▶ **Exercise prompt**:
Would you return the data below exactly as it stands, with every picture left out?

▶ **Listed entries**:
· · ·

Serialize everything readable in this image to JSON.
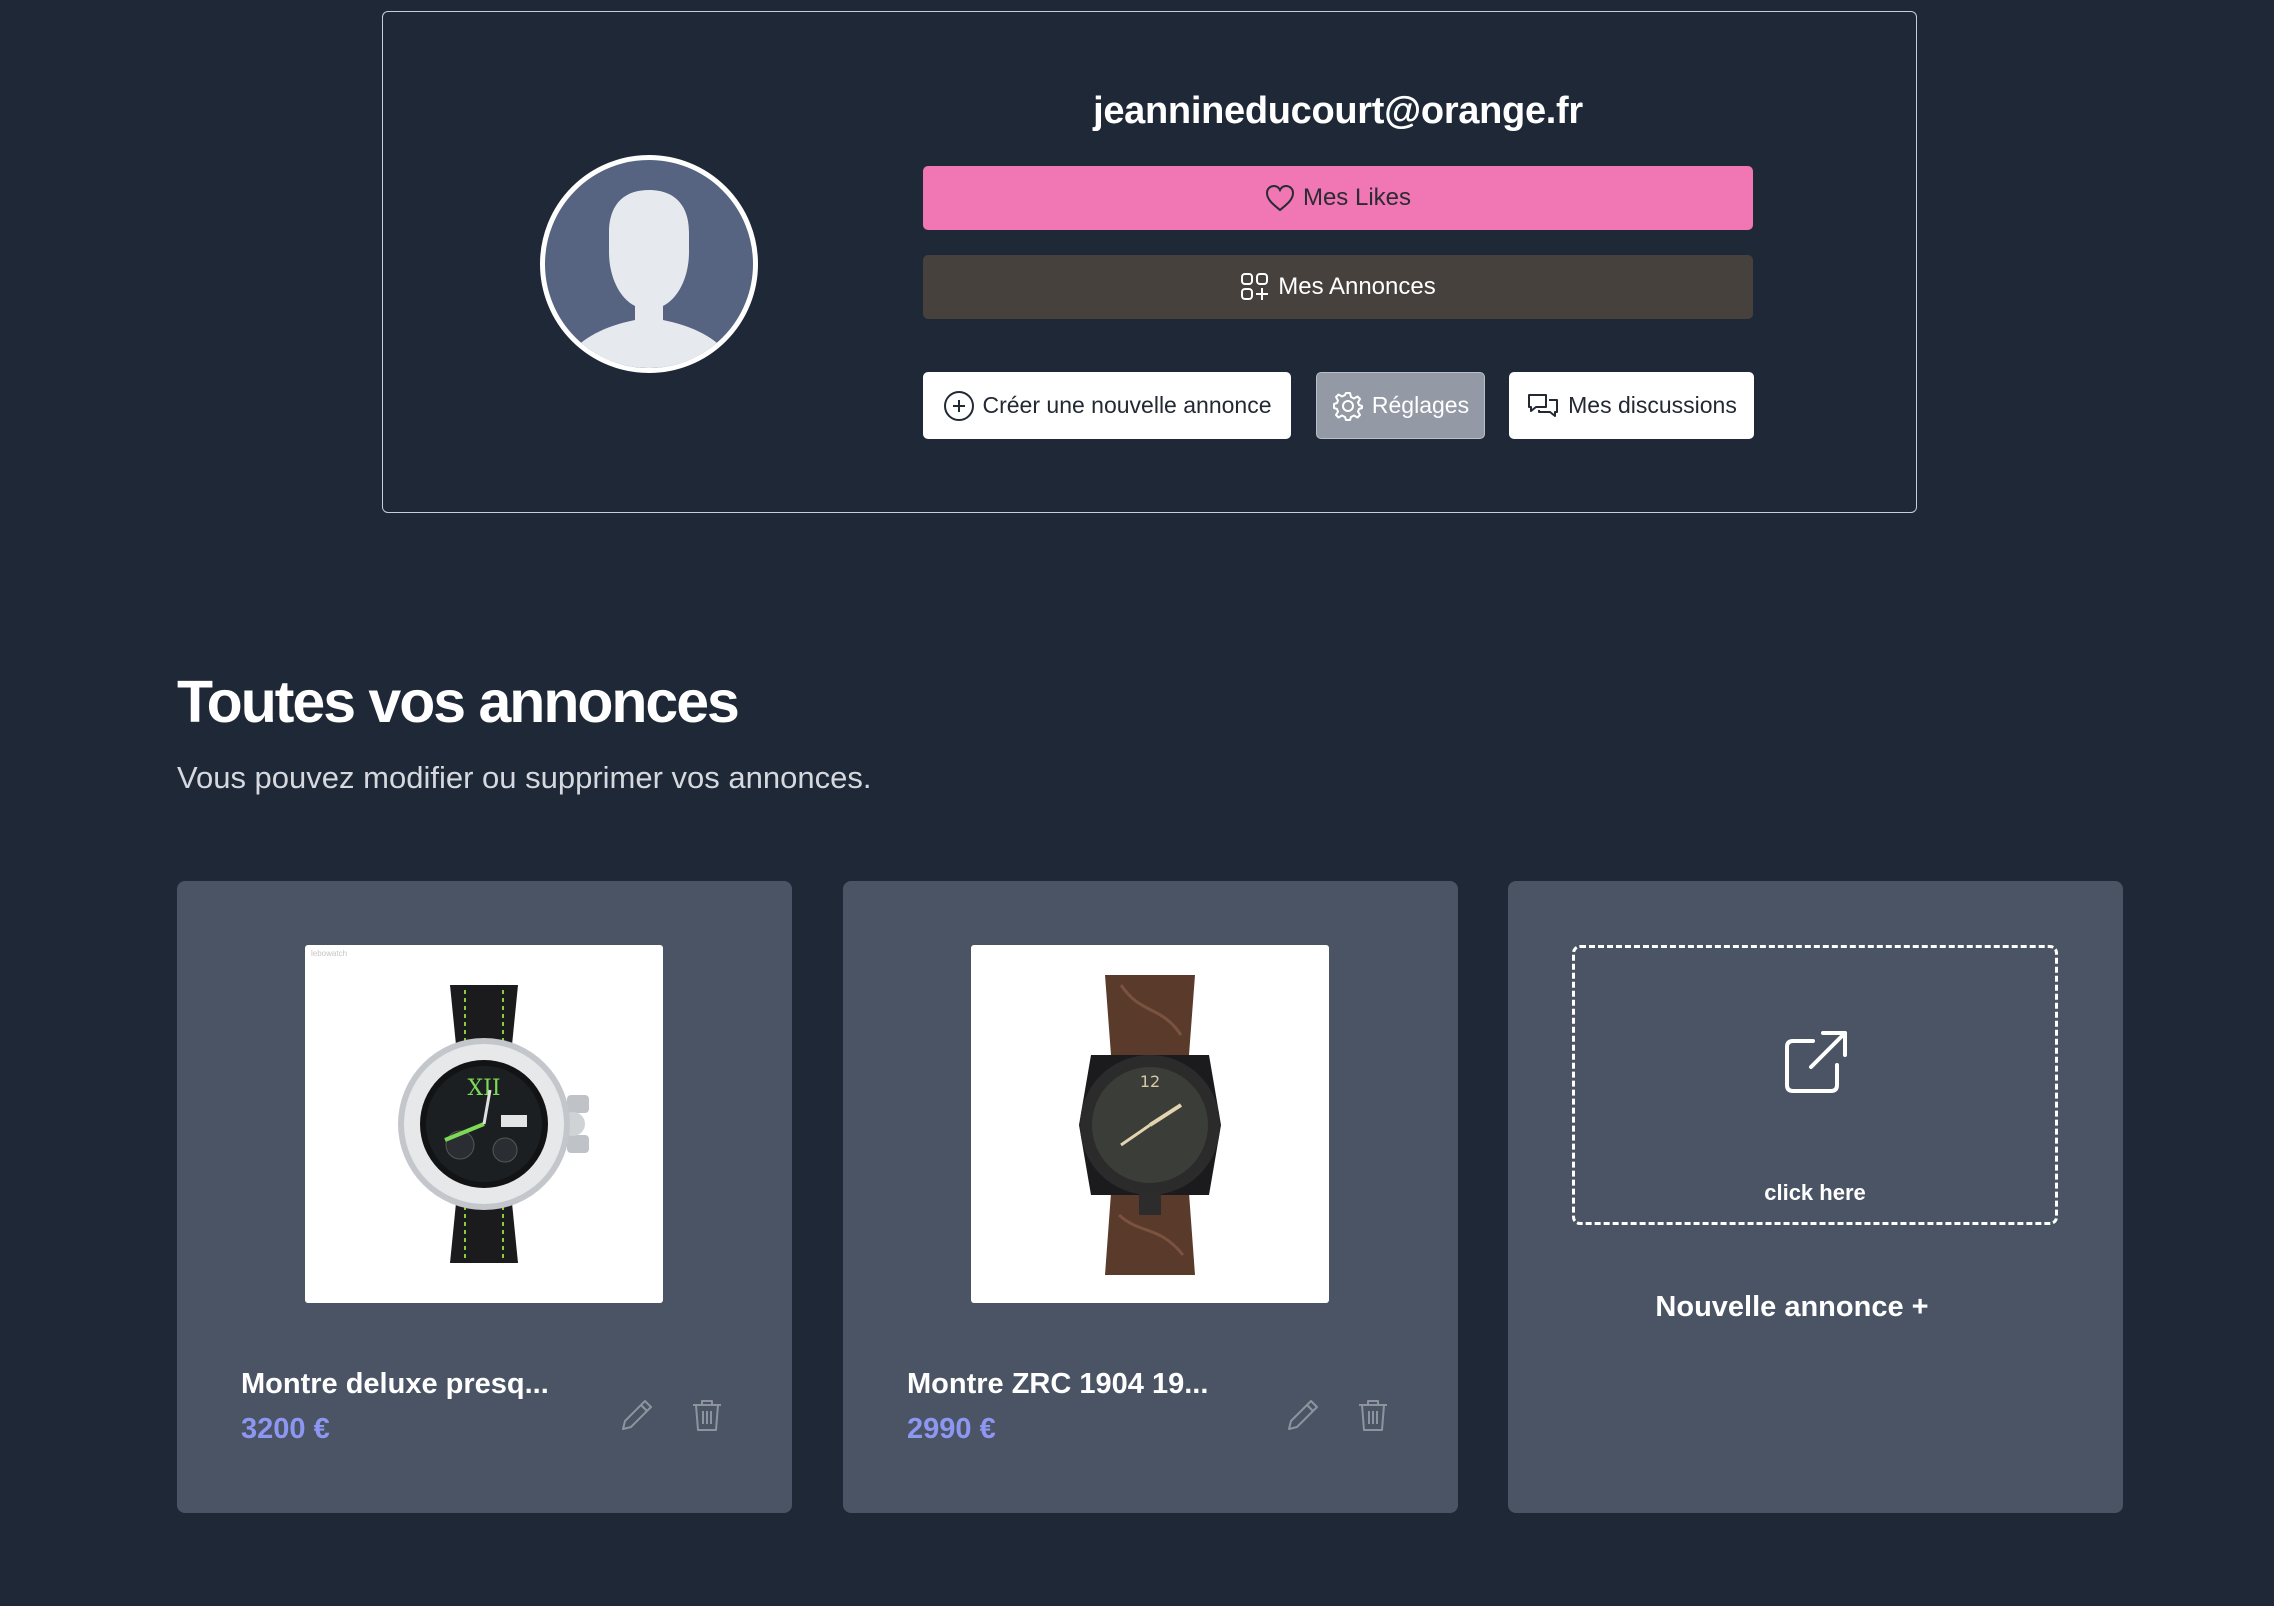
{
  "profile": {
    "email": "jeannineducourt@orange.fr",
    "likes_label": "Mes Likes",
    "annonces_label": "Mes Annonces",
    "create_label": "Créer une nouvelle annonce",
    "settings_label": "Réglages",
    "discussions_label": "Mes discussions"
  },
  "section": {
    "title": "Toutes vos annonces",
    "subtitle": "Vous pouvez modifier ou supprimer vos annonces."
  },
  "listings": [
    {
      "title": "Montre deluxe presq...",
      "price": "3200 €",
      "image": "watch-chronograph-image",
      "watermark": "lebowatch"
    },
    {
      "title": "Montre ZRC 1904 19...",
      "price": "2990 €",
      "image": "watch-leather-strap-image"
    }
  ],
  "new_listing": {
    "dropzone_label": "click here",
    "link_label": "Nouvelle annonce +"
  },
  "colors": {
    "background": "#1f2837",
    "likes": "#f076b4",
    "annonces": "#46413c",
    "settings": "#949aa5",
    "card": "#4a5464",
    "price": "#8d96f1"
  },
  "icons": [
    "heart-icon",
    "grid-plus-icon",
    "plus-circle-icon",
    "gear-icon",
    "chat-bubbles-icon",
    "pencil-icon",
    "trash-icon",
    "external-link-icon",
    "user-silhouette-icon"
  ]
}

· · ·

▶ **Final answer**:
Serialize everything readable in this image to JSON.
{
  "profile": {
    "email": "jeannineducourt@orange.fr",
    "likes_label": "Mes Likes",
    "annonces_label": "Mes Annonces",
    "create_label": "Créer une nouvelle annonce",
    "settings_label": "Réglages",
    "discussions_label": "Mes discussions"
  },
  "section": {
    "title": "Toutes vos annonces",
    "subtitle": "Vous pouvez modifier ou supprimer vos annonces."
  },
  "listings": [
    {
      "title": "Montre deluxe presq...",
      "price": "3200 €",
      "image": "watch-chronograph-image",
      "watermark": "lebowatch"
    },
    {
      "title": "Montre ZRC 1904 19...",
      "price": "2990 €",
      "image": "watch-leather-strap-image"
    }
  ],
  "new_listing": {
    "dropzone_label": "click here",
    "link_label": "Nouvelle annonce +"
  },
  "colors": {
    "background": "#1f2837",
    "likes": "#f076b4",
    "annonces": "#46413c",
    "settings": "#949aa5",
    "card": "#4a5464",
    "price": "#8d96f1"
  },
  "icons": [
    "heart-icon",
    "grid-plus-icon",
    "plus-circle-icon",
    "gear-icon",
    "chat-bubbles-icon",
    "pencil-icon",
    "trash-icon",
    "external-link-icon",
    "user-silhouette-icon"
  ]
}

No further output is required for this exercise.